The appropriate water level for winter depends on your climate. In areas that experience freezing temperatures, lower the water 4 to 6 inches below the skimmer for vinyl-lined pools, or below the tile line for plaster pools. Those in non-freezing climates should top off the water, nearly to the point of overflowing.
Adjusting the water to the proper chemical balance optimizes the effectiveness of pool chemicals. Use a test kit to check the water chemistry and adjust as necessary to achieve the following readings:
- pH 7.4 to 7.6
- Alkalinity 80 to 120 ppm
- Calcium hardness 200 to 350 ppm
Though a deep clean goes a long way in keeping the water fresh, shocking (increasing the chlorination) the pool two days before closing will kill any lingering bacteria.
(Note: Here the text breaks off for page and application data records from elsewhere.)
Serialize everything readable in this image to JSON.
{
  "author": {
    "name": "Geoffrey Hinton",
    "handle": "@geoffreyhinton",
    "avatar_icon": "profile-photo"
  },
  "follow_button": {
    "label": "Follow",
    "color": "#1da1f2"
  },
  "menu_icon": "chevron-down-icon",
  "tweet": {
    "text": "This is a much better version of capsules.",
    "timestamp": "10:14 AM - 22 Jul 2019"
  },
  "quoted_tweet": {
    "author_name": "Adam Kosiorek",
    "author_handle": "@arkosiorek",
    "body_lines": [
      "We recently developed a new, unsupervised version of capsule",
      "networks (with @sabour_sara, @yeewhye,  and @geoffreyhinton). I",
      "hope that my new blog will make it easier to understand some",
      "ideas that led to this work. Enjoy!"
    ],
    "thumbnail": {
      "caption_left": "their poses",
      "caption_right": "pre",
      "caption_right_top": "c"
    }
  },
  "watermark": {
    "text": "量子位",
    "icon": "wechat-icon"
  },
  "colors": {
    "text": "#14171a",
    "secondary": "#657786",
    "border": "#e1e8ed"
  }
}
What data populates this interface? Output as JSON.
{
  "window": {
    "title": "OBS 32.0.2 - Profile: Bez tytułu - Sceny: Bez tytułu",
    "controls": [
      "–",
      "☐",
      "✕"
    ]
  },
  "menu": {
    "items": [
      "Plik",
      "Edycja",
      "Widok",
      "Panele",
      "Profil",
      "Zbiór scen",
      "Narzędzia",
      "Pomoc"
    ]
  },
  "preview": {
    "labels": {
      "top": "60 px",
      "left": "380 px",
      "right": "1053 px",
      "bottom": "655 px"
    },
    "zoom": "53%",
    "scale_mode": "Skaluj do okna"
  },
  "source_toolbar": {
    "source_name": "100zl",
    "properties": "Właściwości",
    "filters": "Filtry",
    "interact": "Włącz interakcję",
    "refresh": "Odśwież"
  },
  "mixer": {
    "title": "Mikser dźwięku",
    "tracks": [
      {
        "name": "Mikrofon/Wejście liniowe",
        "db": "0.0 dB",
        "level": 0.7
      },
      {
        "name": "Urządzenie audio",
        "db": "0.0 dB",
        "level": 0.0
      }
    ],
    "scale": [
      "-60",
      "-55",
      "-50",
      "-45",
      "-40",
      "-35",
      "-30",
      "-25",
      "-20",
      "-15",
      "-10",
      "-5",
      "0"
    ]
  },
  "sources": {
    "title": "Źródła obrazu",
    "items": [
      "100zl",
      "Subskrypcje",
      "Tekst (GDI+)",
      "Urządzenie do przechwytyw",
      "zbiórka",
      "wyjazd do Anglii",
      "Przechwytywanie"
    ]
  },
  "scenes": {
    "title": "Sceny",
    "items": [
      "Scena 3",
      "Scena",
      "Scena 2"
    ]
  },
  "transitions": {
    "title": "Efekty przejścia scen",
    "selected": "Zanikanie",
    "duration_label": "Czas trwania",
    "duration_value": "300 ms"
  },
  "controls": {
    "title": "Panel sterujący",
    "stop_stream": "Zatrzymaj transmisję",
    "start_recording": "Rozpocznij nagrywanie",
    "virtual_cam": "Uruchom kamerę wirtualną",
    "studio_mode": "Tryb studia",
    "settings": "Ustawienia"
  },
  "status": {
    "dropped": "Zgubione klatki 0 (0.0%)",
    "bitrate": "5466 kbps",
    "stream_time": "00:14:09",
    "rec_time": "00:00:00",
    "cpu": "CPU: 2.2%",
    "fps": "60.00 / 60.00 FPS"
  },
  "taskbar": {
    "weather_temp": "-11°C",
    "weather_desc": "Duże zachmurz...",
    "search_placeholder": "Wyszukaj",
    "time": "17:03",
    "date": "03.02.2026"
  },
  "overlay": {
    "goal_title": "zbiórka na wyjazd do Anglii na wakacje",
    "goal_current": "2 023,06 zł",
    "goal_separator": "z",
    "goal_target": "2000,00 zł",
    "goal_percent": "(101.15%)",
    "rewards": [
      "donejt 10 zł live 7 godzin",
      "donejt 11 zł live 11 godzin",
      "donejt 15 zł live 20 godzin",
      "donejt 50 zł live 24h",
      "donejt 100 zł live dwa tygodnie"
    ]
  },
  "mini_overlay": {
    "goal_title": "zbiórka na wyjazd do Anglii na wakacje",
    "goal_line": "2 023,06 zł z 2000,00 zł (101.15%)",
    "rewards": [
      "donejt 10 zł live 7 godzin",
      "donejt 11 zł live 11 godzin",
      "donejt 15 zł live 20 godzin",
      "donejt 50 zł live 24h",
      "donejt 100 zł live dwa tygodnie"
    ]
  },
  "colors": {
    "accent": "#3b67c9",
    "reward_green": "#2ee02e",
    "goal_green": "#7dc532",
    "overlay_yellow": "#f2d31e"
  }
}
Avoid covering the pool while chlorine is present, as the chlorine will damage the cover.
With the pool freshly cleaned, the plumbing components secured, and the water quality in good shape, it’s time to close the swimming pool. Before installing the cover, skim off any debris with a net.
Install an air pillow
Air pillows absorb ice pressure during cold weather to prevent any damage to the hardware. Inflate the pillow with an air pump and secure it in the center of the swimming pool. Tie it to an anchor to keep it in place, or secure it to the bottom of the pool cover. Over the course of the winter, ice pressure may pop the pillow. This is completely normal.
Install a pool cover
We recommend investing in a safety cover because it’s anchored around the sides of the pool, making it the best choice for protection against accidents and storm debris. A winter cover, either solid or mesh, is not secured at the sides but does effectively keep debris out of the pool water.
While proper winterization and closing procedures make maintenance easier, your work for the winter isn’t finished quite yet. Severe weather and accumulated precipitation can still wreak havoc, so plan on removing heavy snow and ice loads and pumping off rainwater before it freezes to alleviate stress on the sides of the pool. Remove sticks, leaves, and other debris to protect the cover. Then, when the weather warms again, your pool will be clean and ready for an easy opening.
- 5 budget-friendly ideas that make tiny mudrooms feel enormous
- How to secure a sliding glass door (and why they’re so flimsy)
- How to install patio pavers in the off season
- Know the pros and cons: These are the best ways to heat and cool a garage
- Good, better, best: DIY home security systems worth your money